Filed under: Announcements & Events, File-Sharing Programs, Networks & Services, Legal P2P News & Issues
It looks like U.S. federal authorities are ay okay with Megaupload’s former users to recover their data as long as they pay for it.
A court filing explained on Friday the U.S. Government’s position concerning the issues of Megaupload’s demise.
This came after the Electronic Frontier Foundation filed a motion in late March, representing Kyle Goodwin – an Ohio-based sports reporter who used Megaupload for storing videos. Since his hard drive crashed, the back-up he made on Kim’s website is the only way to recover those files, but things are not that easy when it comes to the U.S. Government.
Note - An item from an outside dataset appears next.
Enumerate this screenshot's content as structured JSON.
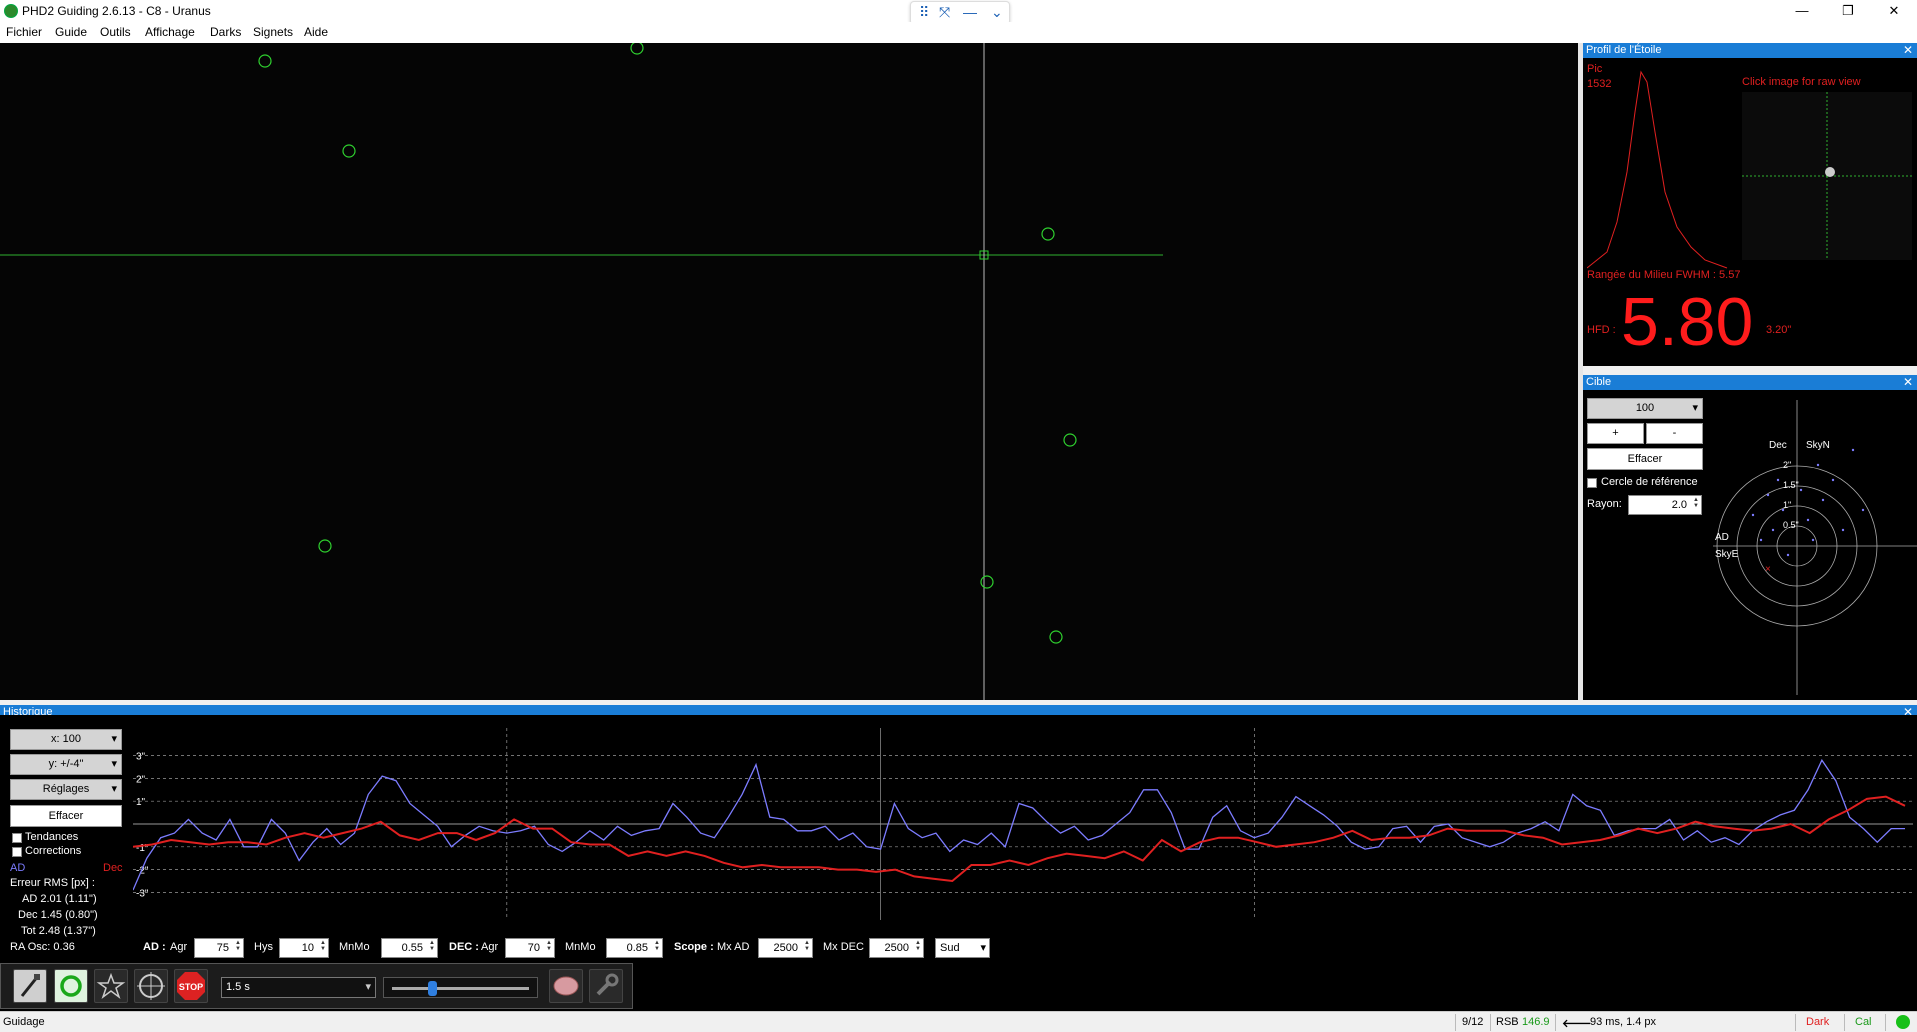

The U.S. law allows third parties that have an interest in confiscated property to claim it back, but the government says that it only copied a part of Megaupload’s data, and that the physical servers were not seized.
We talk about 1.103 servers holding around 28 petabytes of data (1024TB = 1PetaByte) that are still under the property of Carpathia Hosting, the government claims.
“Access is not the issue — if it was, Mr. Goodwin could simply hire a forensic expert to retrieve what he claims is his property and reimburse Carpathia for its associated costs,” the response said.
“The issue is that the process of identifying, copying, and returning Mr. Goodwin’s data will be inordinately expensive, and Mr. Goodwin wants the government, or Megaupload, or Carpathia, or anyone other than himself, to bear the cost.”
Furthermore, the government suggested that Megaupload or Carpathia could be sued if one of them have violated the terms of service or contract.
At the same time, Carpathia Hosting is complaining that the company pays $9.000 a day to keep the data unaltered on their servers- you can read more about it here.
So, with the U.S. Government not acting on these issues we can only expect for problems to get even more complicated.